Disparate systems or a single “one size fits all” off-the-shelf solution do not put customer and agent experience where they should be: front and center.
The more open the architecture of a CCaaS platform, the easier it will be to integrate next-generation applications and best-of-breed technologies.
CCaaS should be the framework for building an ecosystem to maximize flexibility and contribute to business success.
The ability to cherry-pick the best features for customers and integrate them for expanded agent capabilities without complexity is critical.
Nevertheless, the open framework has to be high-quality, scalable, secure by design, and cloud and omnichannel native.
Taylor: Hybrid contact centers should opt for CCaaS technology that is cloud-native and built from a single tech stack. This matters because, while the number of engagement channels in today’s landscape is huge, many new channels will be added in the next few years.

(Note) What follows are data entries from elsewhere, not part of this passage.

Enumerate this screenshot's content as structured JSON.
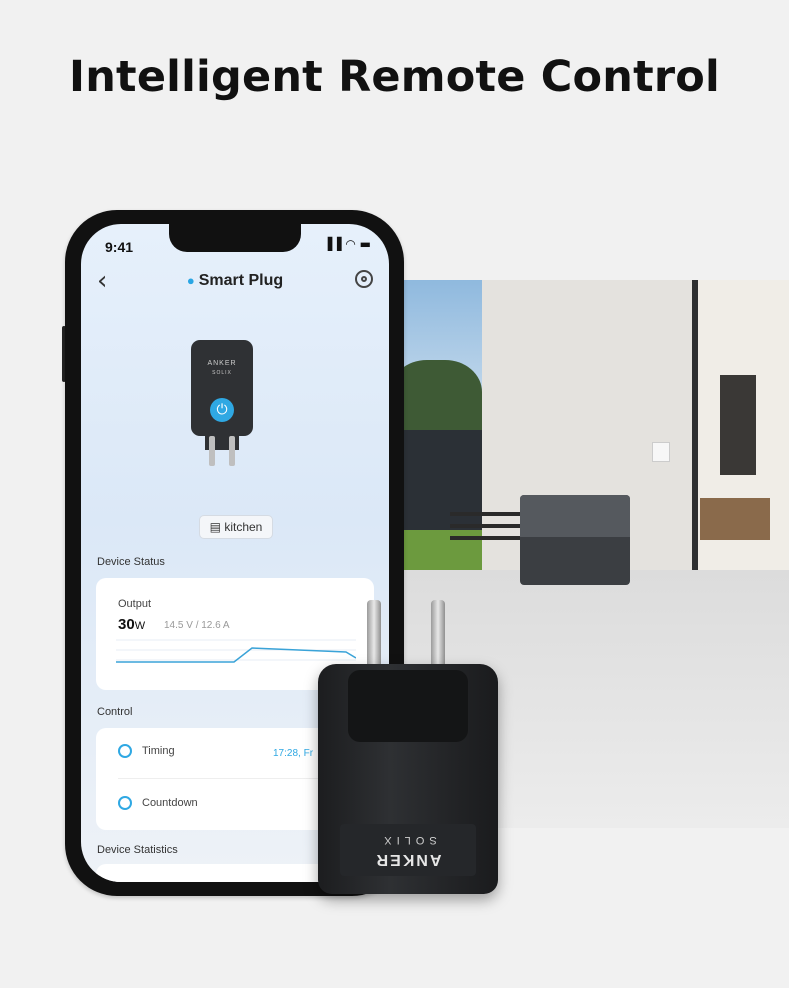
{
  "headline": "Intelligent Remote Control",
  "phone": {
    "status_time": "9:41",
    "status_icons": "▐▐ ◠ ▬",
    "back_glyph": "‹",
    "title": "Smart Plug",
    "plug_brand": "ANKER",
    "plug_sub": "SOLIX",
    "power_glyph": "⏻",
    "room_chip": "kitchen",
    "device_status_label": "Device Status",
    "output_label": "Output",
    "output_value": "30",
    "output_unit": "W",
    "output_detail": "14.5 V / 12.6 A",
    "control_label": "Control",
    "timing_label": "Timing",
    "timing_value": "17:28, Fr",
    "countdown_label": "Countdown",
    "device_statistics_label": "Device Statistics"
  },
  "product": {
    "brand": "ANKER",
    "sub": "SOLIX"
  },
  "colors": {
    "accent": "#2fa8e3",
    "headline": "#111111",
    "background": "#f1f1f1"
  }
}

No one can predict what these new channels will look like, but customers will want to engage through them, and the solution will need to integrate with them.
As such, CCaaS technology must be architected in a coherent, modular way so that clients can easily add new channels and functionalities.
Exceptional CCaaS vendors will have a deep-rooted commitment to research and development and a deep base of high-quality engineering, not just slick marketing.
Choosing carefully and often paying more is worth it to ensure quality and reliability.
Miss out on our previous CX Today roundtable? Check it out here: Powering CX With CRM